How the banks can help you leave an abusive partner
Secrets revealed: Customers of NAB, ANZ, Commbank and Westpac have access to a range of domestic violence support options when facing financial crisis, writes journalist SHERELE MOODY.
AUSTRALIA'S major financial institutions copped an absolute hammering during the Banking Royal Commission.
The outcome was so troubling that royal commissioner Kenneth Hayne put forward a whopping 76 recommendations designed to fix flaws across the banking, superannuation and financial advice industries.
It was a sobering moment for the industry and there is no doubt that significant changes must be made to protect Australian consumers.
As the dust settles and the banking sector comes to grips with the outcomes of Justice Haynes's report, it is easy to lose sight of the one thing the big four banks are doing right - their response to survivors of domestic violence.
Last year, I spent a day inside the National Australia Bank's hardship office.
It was an eye-opening experience watching the team members deal with heart-breaking phone calls from ordinary Australians experiencing the extraordinary impacts of one of our country's major social justice issues - domestic and family violence.

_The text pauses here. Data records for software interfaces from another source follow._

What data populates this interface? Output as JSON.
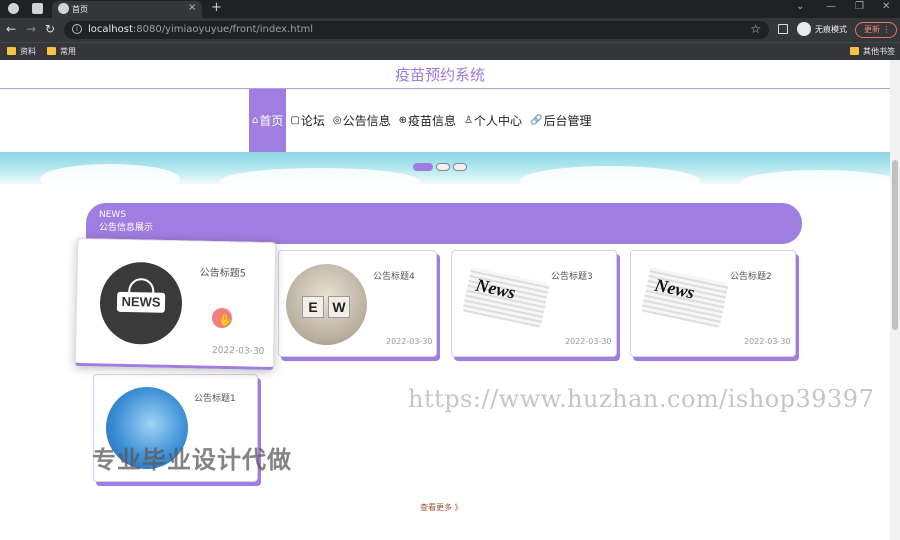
{
  "browser": {
    "tab_title": "首页",
    "new_tab": "+",
    "url_host": "localhost",
    "url_rest": ":8080/yimiaoyuyue/front/index.html",
    "incognito_label": "无痕模式",
    "update_label": "更新",
    "bookmarks": [
      "资料",
      "常用"
    ],
    "other_bookmarks": "其他书签"
  },
  "site": {
    "title": "疫苗预约系统"
  },
  "nav": [
    {
      "icon": "⌂",
      "label": "首页",
      "active": true
    },
    {
      "icon": "▢",
      "label": "论坛"
    },
    {
      "icon": "◎",
      "label": "公告信息"
    },
    {
      "icon": "⊕",
      "label": "疫苗信息"
    },
    {
      "icon": "♙",
      "label": "个人中心"
    },
    {
      "icon": "🔗",
      "label": "后台管理"
    }
  ],
  "news": {
    "header_en": "NEWS",
    "header_cn": "公告信息展示",
    "cards": [
      {
        "title": "公告标题5",
        "date": "2022-03-30",
        "image": "news-globe-logo"
      },
      {
        "title": "公告标题4",
        "date": "2022-03-30",
        "image": "ew-blocks"
      },
      {
        "title": "公告标题3",
        "date": "2022-03-30",
        "image": "newspaper"
      },
      {
        "title": "公告标题2",
        "date": "2022-03-30",
        "image": "newspaper"
      },
      {
        "title": "公告标题1",
        "date": "",
        "image": "blue-news"
      }
    ],
    "ew_letters": [
      "E",
      "W"
    ],
    "news_word": "NEWS",
    "paper_word": "News",
    "more_label": "查看更多 》"
  },
  "watermarks": {
    "url": "https://www.huzhan.com/ishop39397",
    "cn": "专业毕业设计代做"
  },
  "colors": {
    "accent": "#a07de0",
    "title": "#9b7ae0"
  }
}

The surprising thing is, most people do not realise that the NAB, and its competitors ANZ, Commonwealth Bank and Westpac have supports in place to ensure the financial well-being of people experiencing violence.
Here is a brief overview of the help available for women and men leaving abuse.
NATIONAL AUSTRALIA BANK
- NAB's Family Violence Assistance Grants of $2500 are for customers with credit cards, personal loans and/or mortgages and needing financial assistance to leave violent living situation. The grants can be turned around within 24 hours and help with rent, bond or other reasonable expenses.
- Connection to Uniting Kildonan's CareRing program to provide emotional support and help accessing other programs.
- Access to Good Shepherd Microfinance's No Interest Loan Scheme (NILS) and StepUP loans to cover the purchase of household goods and services.
- Setting up a transaction account not listed on internet banking
- Changing passwords and PINs.
- A break from payments or reduced payments for a period of time.
- More time to catch up on missed payments.
- Restructure of the loan facility.
- Refund of interest and fees.
- A partial or total waiver of the debt (in some cases).
- Splitting of joint debt is currently done on a case-by-case basis.
- Paid leave and other support for NAB staff experiencing abuse.
DETAILS: www. nab.com.au/endtoviolence
- The CBA Domestic and Family Violence Assistance Program includes access to independent specialist trauma counsellors.
- Customers may also be referred to programs, like Fitted for Work, a specialist employment service for women.
- Financial support that may cover bonds and other immediate costs.
- A dedicated Financial Assistance Solutions team considers every request for assistance on an individual basis and work with customers to develop a solution that's right for them.
- CBA employees have domestic violence leave provisions of 10 days leave for employees living in a domestic violence situation and five days leave for those caring for family members who are experiencing domestic violence.
- Hardship assistance can be provided with the aim of assisting cash flow, including for joint account holders.
- For unsecured loans, Westpac may be able to introduce debt waivers, reduced interest and/or reduced payments and longer term arrangements.
- For secured loans, the bank works with each customer to explore options to create an affordable payment so they can stay in their home.
- Assistance may include a review of interest rates, term extension, or reduced or suspended payments.
- If staying in the home is not an option, Westpac may assist by supporting relocation services.
- Westpac also supports its employees who are impacted by domestic family violence which includes counselling, paid leave, accommodation and hardship grants.
- ANZ has centralized management of all vulnerable customers, including survivors of domestic violence and has a team of specialists to handle these situations.
- Its CareRing service has a specific support program for survivors of domestic violence. The bank refers vulnerable customers to the service and funds those referrals.
Assists mortgage customers with relocation costs if they cannot afford to service their loan, including getting them into a rental by paying their bond and first few months of rent and any transportation costs.
News Corp journalist Sherele Moody has multiple journalism excellence awards for her work highlighting violence in Australia. Sherele is also a 2019 Our Watch fellow and the founder of The RED HEART Campaign and the Australian Femicide & Child Death Map. Sherele's trip to Melbourne was paid for by NAB.
*For 24-hour domestic violence support call the national hotline 1800RESPECT on 1800 737 732. If you are experiencing mental health problems, phone Lifeline on 13 11 44.